The commissioners approached Stowers with a number of questions during the presentation. Webster asked her about “the filtering” of information given to the board by the chair, expressing an interest in being offered as much information as possible to make board decisions. Brodeur explained there is somewhat of a filtering of information that happens as information is dispersed through Dr. Boggs and himself, offering what he believes there are a number of “gray areas” related to OMA.
The “gray area” topic came up amongst commissioners as the presentation continued, with confusion expressed because of varied legal advice. Stowers agreed, sharing, “There is a lot of gray area in the Open Meetings Act just because it really depends on what issue is in front of you. You know, how the particular meeting goes that we’re talking about. How the committee was made up, that we’re talking about. What decision was made and how much debate or information went through council. It does tent to be very fact dependent.”

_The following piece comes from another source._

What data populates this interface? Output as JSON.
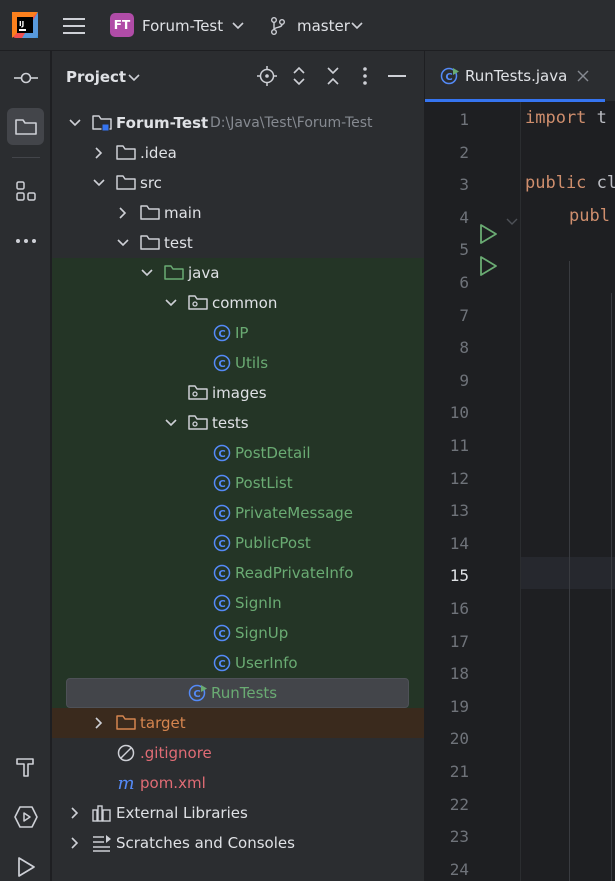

“What I can say, is that the safest and best practice is to try to error on the side of openness,” Sowers said. “Try to bring as much to the public as you can. That way, if nothing else, you won’t get hit with an intentional violation, because clearly, your effort is toward openness and transparency.
The OMA presentation lasted for over two hours. It is available on YouTube.
(Independent Photo/Karen Mead-Elford)